■ **Work instructions**:
All of the data is to be repeated verbatim.

━━━ Extracted records

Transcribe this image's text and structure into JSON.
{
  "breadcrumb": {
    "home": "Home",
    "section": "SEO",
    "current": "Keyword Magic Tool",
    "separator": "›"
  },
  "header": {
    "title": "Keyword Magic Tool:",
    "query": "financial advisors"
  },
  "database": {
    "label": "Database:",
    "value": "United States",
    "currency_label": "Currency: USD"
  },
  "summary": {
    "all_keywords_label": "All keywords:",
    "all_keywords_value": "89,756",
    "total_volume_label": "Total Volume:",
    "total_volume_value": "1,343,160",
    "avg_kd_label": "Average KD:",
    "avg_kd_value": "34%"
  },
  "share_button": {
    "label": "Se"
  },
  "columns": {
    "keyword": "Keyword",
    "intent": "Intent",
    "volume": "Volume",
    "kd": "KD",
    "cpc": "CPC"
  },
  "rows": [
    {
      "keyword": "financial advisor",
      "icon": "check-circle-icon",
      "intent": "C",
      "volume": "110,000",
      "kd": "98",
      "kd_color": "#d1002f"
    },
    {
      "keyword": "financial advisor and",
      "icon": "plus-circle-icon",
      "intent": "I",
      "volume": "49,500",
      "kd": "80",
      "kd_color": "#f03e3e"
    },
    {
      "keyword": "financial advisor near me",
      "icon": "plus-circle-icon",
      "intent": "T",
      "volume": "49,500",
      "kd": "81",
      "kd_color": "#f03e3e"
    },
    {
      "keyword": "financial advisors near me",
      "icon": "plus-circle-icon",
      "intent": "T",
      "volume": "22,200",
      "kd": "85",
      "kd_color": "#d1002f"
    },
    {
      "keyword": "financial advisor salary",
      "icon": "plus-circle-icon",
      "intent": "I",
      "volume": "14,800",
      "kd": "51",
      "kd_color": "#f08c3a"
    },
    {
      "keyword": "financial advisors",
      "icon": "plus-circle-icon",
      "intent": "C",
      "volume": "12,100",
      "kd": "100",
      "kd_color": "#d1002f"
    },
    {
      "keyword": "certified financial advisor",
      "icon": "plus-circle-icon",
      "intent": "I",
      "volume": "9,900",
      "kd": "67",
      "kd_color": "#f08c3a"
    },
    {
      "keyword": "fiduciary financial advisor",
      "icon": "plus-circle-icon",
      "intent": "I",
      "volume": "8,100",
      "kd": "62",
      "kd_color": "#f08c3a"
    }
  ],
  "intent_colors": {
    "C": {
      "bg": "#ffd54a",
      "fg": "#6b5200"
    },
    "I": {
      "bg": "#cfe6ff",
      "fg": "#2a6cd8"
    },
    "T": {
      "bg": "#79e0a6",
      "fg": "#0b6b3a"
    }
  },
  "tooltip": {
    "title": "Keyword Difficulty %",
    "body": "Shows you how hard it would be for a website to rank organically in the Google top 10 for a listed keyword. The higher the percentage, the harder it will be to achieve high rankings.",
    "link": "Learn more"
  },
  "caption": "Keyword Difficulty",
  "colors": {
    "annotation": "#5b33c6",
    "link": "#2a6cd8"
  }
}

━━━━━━

■ **Response box**:
Transcribe this image's text and structure into JSON.
{
  "breadcrumb": {
    "home": "Home",
    "section": "SEO",
    "current": "Keyword Magic Tool",
    "separator": "›"
  },
  "header": {
    "title": "Keyword Magic Tool:",
    "query": "financial advisors"
  },
  "database": {
    "label": "Database:",
    "value": "United States",
    "currency_label": "Currency: USD"
  },
  "summary": {
    "all_keywords_label": "All keywords:",
    "all_keywords_value": "89,756",
    "total_volume_label": "Total Volume:",
    "total_volume_value": "1,343,160",
    "avg_kd_label": "Average KD:",
    "avg_kd_value": "34%"
  },
  "share_button": {
    "label": "Se"
  },
  "columns": {
    "keyword": "Keyword",
    "intent": "Intent",
    "volume": "Volume",
    "kd": "KD",
    "cpc": "CPC"
  },
  "rows": [
    {
      "keyword": "financial advisor",
      "icon": "check-circle-icon",
      "intent": "C",
      "volume": "110,000",
      "kd": "98",
      "kd_color": "#d1002f"
    },
    {
      "keyword": "financial advisor and",
      "icon": "plus-circle-icon",
      "intent": "I",
      "volume": "49,500",
      "kd": "80",
      "kd_color": "#f03e3e"
    },
    {
      "keyword": "financial advisor near me",
      "icon": "plus-circle-icon",
      "intent": "T",
      "volume": "49,500",
      "kd": "81",
      "kd_color": "#f03e3e"
    },
    {
      "keyword": "financial advisors near me",
      "icon": "plus-circle-icon",
      "intent": "T",
      "volume": "22,200",
      "kd": "85",
      "kd_color": "#d1002f"
    },
    {
      "keyword": "financial advisor salary",
      "icon": "plus-circle-icon",
      "intent": "I",
      "volume": "14,800",
      "kd": "51",
      "kd_color": "#f08c3a"
    },
    {
      "keyword": "financial advisors",
      "icon": "plus-circle-icon",
      "intent": "C",
      "volume": "12,100",
      "kd": "100",
      "kd_color": "#d1002f"
    },
    {
      "keyword": "certified financial advisor",
      "icon": "plus-circle-icon",
      "intent": "I",
      "volume": "9,900",
      "kd": "67",
      "kd_color": "#f08c3a"
    },
    {
      "keyword": "fiduciary financial advisor",
      "icon": "plus-circle-icon",
      "intent": "I",
      "volume": "8,100",
      "kd": "62",
      "kd_color": "#f08c3a"
    }
  ],
  "intent_colors": {
    "C": {
      "bg": "#ffd54a",
      "fg": "#6b5200"
    },
    "I": {
      "bg": "#cfe6ff",
      "fg": "#2a6cd8"
    },
    "T": {
      "bg": "#79e0a6",
      "fg": "#0b6b3a"
    }
  },
  "tooltip": {
    "title": "Keyword Difficulty %",
    "body": "Shows you how hard it would be for a website to rank organically in the Google top 10 for a listed keyword. The higher the percentage, the harder it will be to achieve high rankings.",
    "link": "Learn more"
  },
  "caption": "Keyword Difficulty",
  "colors": {
    "annotation": "#5b33c6",
    "link": "#2a6cd8"
  }
}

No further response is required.